Frederico George Molloy (1900-1940) of Babcock and Wilcox
1900 August 26th. Born near Winchester
1941 Obituary 
FREDERICO GEORGE MOLLOY was manager of the British Dominions department of Messrs. Babcock and Wilcox, Ltd., of Farringdon Street, London, at the time of his death, which occurred in his fortieth year, on 14th May 1940. He had been associated with that firm since 1923 in which year he joined their Japanese branch office where he was responsible for the design, erection, and operation of steam-raising plant for industrial and central power stations, including one of 100,000 kW. at Tokyo.
He remained in Japan until February 1937, when he returned to the firm's head office in London. He received his technical education at King's College, London, from 1917 to 1920, where he received the Walter Smith prize and graduated B.Sc. (Eng.). During 1918 and 1919, he was a student engineer with Messrs. Topham, Jones and Railton, and was afterwards employed by that firm as sectional engineer-in-charge of the erection of Baldwin's steelworks at Port Talbot.
From 1922 to 1923 he was chief assistant to Mr. H. K. Hiller, consulting engineer, of Victoria Street, Westminster. Mr. Molloy was elected a Graduate of the Institution in 1924, and was transferred to Associate Membership in 1939. He was also an Associate Member of the Institution of Civil Engineers.
1940 Obituary 
Many of our readers both in this country and abroad will learn with regret of the sudden death on Tuesday, May 14th, following a short illness, of Mr. F. G. Molloy, who was in the London office of Babcock and Wilcox, Ltd., and had charge of sales in British Dominions and Possessions.

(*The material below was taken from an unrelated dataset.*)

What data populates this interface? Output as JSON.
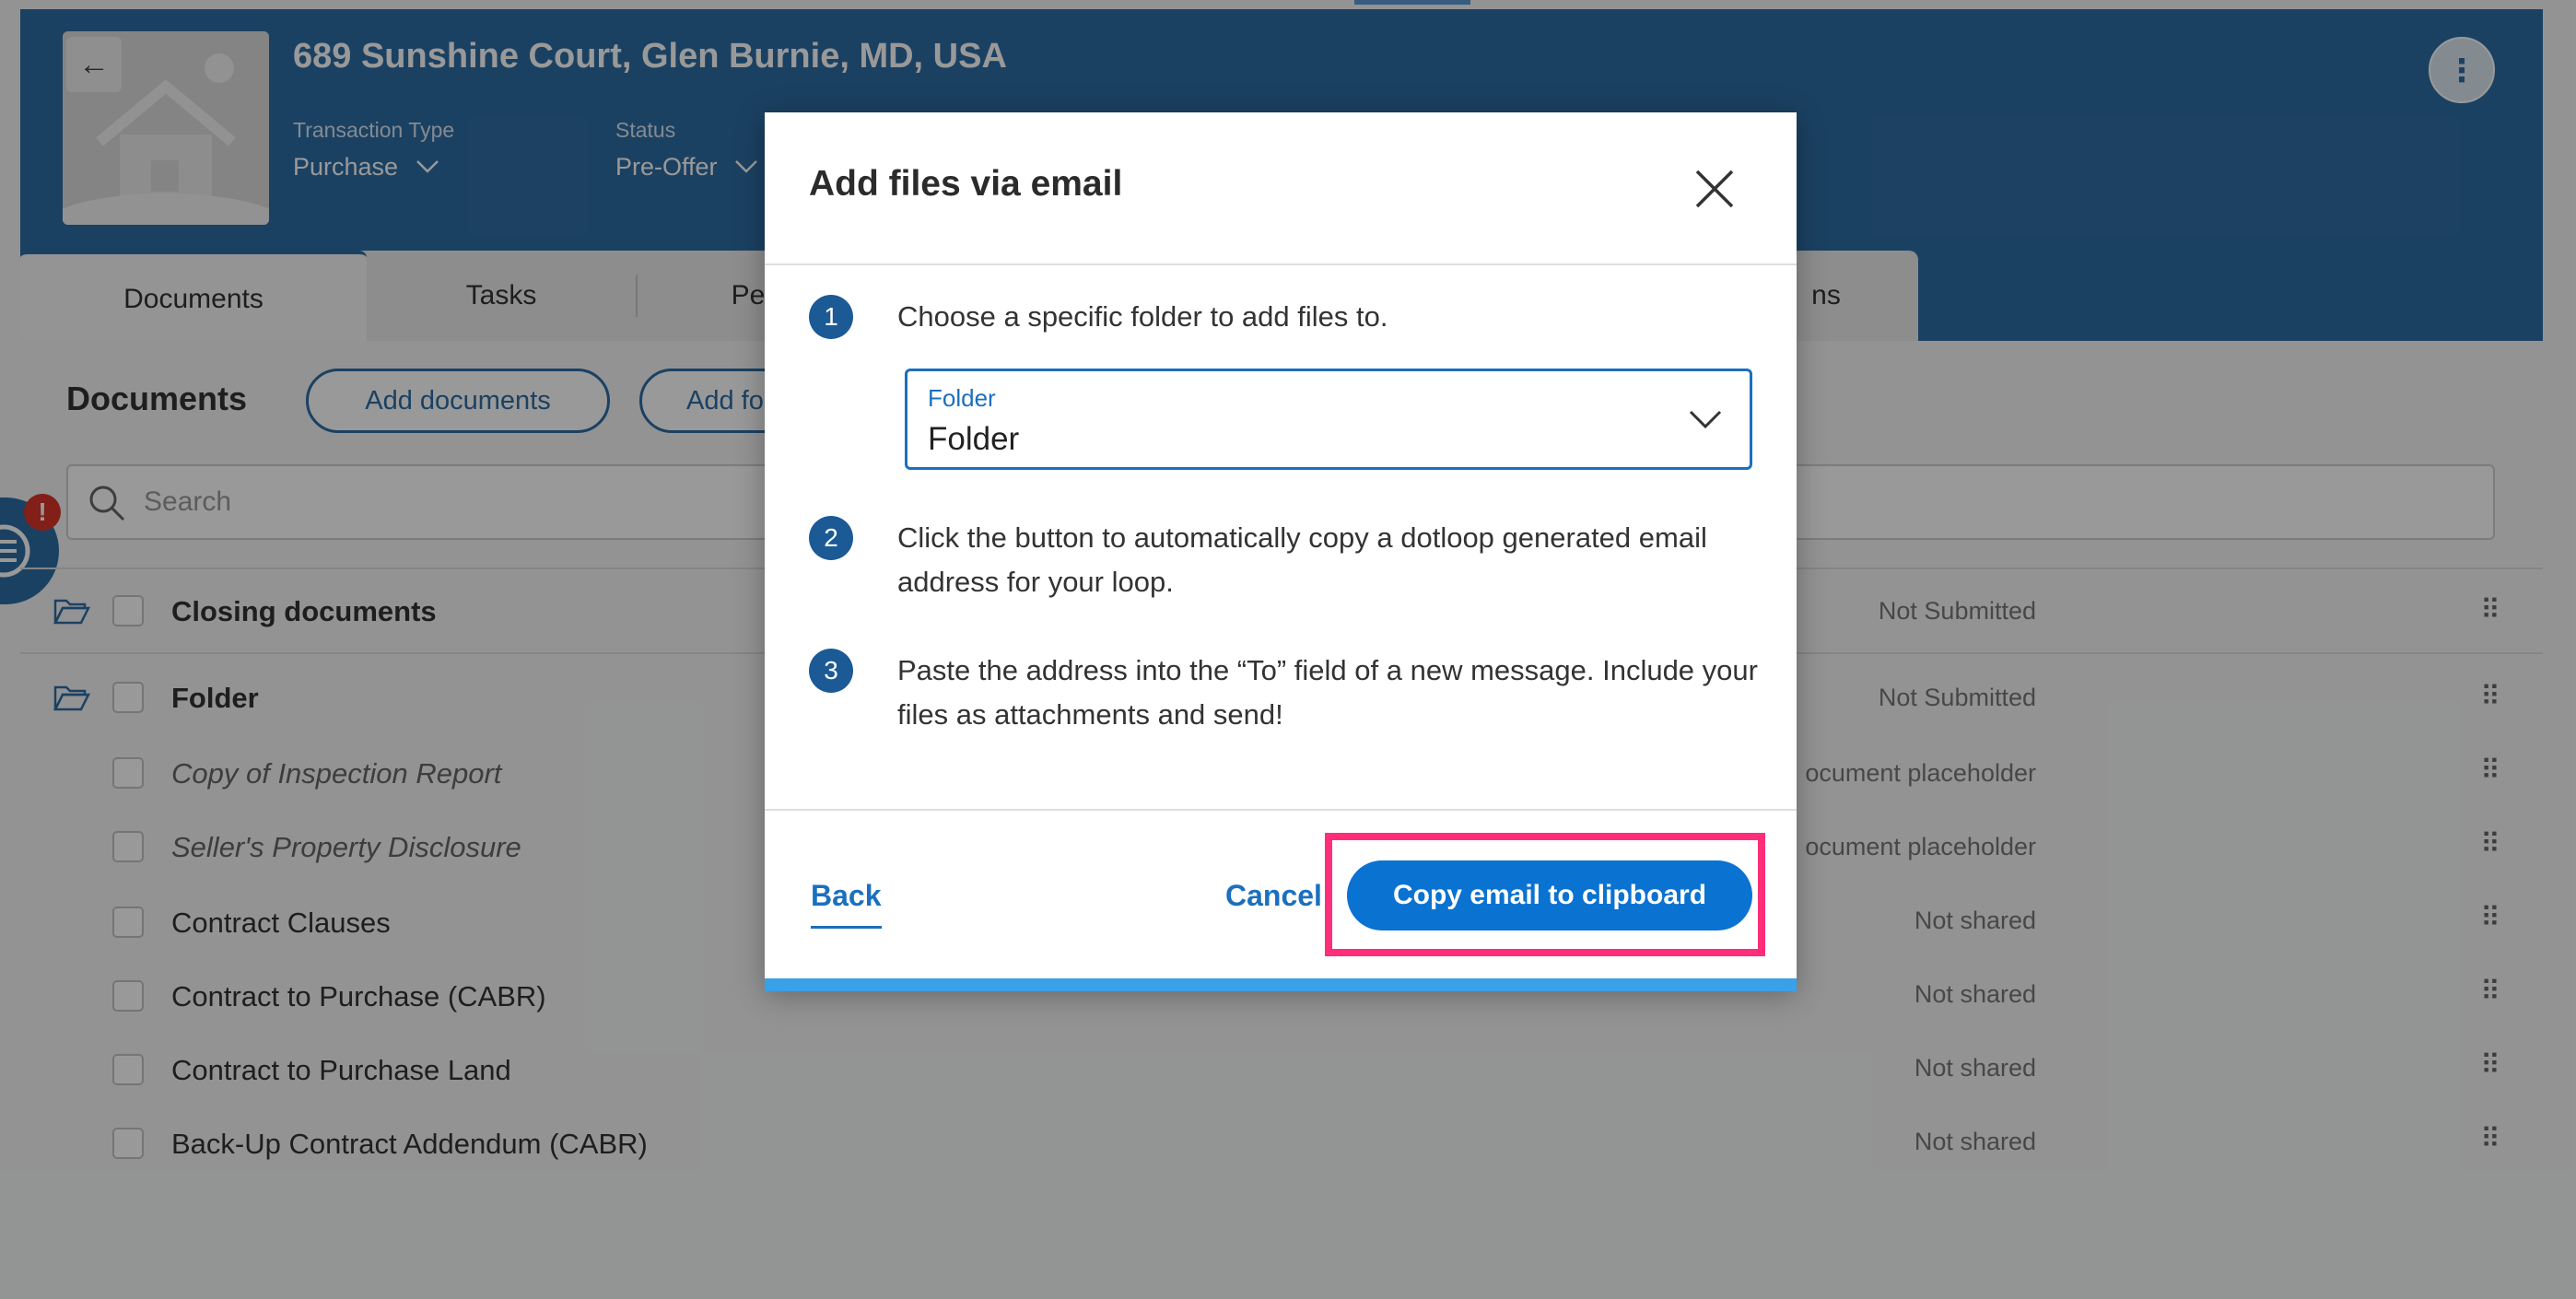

For many years Mr. Molloy was with the allied Babcock Company in Japan. He graduated with the B.Sc. (Eng.) Degree in the University of London and was an Associate Member of the Institution of Mechanical Engineers.